INSTRUCTIONS TO FOLLOW: Copy all the lines of the data that include the word "Imported".

DATA RECORDS:

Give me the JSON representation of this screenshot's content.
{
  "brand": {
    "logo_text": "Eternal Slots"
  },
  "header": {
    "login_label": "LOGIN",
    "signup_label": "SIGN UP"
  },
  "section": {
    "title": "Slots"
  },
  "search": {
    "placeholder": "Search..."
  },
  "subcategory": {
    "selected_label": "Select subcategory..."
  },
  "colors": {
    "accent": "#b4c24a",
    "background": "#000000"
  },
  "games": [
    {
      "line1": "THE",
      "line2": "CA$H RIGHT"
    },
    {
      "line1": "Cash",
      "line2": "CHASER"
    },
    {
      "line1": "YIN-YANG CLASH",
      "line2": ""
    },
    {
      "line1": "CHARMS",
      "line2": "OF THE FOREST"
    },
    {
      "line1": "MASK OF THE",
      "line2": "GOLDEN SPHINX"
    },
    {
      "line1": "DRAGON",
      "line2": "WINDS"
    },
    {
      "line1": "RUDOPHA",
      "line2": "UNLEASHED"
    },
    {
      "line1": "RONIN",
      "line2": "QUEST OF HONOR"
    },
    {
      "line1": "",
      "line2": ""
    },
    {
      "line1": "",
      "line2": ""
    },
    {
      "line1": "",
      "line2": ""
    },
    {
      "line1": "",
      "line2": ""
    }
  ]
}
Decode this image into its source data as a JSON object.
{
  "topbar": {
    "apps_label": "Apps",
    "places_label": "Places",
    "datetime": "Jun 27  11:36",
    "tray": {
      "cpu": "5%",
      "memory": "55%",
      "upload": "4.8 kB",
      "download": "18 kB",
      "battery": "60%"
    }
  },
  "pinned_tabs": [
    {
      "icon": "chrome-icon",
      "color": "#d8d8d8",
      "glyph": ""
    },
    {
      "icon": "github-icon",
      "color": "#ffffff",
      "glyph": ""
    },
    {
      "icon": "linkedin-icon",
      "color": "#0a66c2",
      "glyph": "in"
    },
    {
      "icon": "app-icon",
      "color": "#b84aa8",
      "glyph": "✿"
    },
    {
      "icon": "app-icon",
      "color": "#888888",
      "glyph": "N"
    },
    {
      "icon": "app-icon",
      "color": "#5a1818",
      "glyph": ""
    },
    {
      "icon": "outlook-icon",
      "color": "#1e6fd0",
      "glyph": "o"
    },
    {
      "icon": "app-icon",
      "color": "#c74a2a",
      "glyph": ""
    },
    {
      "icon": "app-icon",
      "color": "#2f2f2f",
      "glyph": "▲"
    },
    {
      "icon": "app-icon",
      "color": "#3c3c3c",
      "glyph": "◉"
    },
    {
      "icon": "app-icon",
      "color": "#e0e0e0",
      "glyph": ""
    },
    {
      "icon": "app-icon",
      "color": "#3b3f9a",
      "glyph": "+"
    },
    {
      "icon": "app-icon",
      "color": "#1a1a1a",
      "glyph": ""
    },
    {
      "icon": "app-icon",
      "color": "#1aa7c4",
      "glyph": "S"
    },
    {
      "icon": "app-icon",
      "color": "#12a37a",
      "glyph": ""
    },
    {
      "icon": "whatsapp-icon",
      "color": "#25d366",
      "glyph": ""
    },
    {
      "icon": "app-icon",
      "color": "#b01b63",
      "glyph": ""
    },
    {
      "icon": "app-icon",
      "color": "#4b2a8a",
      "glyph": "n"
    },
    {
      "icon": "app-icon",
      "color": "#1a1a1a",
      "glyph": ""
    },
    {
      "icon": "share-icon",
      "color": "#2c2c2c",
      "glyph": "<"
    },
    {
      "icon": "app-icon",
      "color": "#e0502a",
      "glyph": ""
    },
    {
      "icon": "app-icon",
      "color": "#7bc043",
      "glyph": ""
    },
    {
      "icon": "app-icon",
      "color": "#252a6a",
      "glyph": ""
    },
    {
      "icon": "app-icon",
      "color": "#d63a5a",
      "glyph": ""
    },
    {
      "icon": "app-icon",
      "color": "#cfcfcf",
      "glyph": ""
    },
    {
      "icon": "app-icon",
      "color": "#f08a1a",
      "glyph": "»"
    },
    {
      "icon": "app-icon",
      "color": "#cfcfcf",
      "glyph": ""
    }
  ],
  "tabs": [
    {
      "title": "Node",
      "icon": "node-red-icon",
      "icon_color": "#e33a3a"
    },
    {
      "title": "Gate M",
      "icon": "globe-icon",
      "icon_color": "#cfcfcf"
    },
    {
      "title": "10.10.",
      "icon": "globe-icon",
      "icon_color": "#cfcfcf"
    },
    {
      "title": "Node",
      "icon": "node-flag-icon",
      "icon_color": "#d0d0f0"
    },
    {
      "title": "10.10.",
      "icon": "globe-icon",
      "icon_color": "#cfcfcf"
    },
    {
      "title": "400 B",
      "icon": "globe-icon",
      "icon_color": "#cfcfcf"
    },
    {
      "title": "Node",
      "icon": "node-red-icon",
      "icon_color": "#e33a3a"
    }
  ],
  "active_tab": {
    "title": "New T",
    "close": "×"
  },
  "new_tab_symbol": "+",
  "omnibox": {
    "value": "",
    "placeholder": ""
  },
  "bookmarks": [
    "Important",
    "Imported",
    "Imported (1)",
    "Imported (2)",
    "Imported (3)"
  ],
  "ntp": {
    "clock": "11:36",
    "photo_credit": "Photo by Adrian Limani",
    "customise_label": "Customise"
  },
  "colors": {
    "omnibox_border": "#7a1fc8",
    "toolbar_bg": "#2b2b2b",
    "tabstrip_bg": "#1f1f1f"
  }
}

RESULT OF THE EXERCISE:
    "Imported",
    "Imported (1)",
    "Imported (2)",
    "Imported (3)"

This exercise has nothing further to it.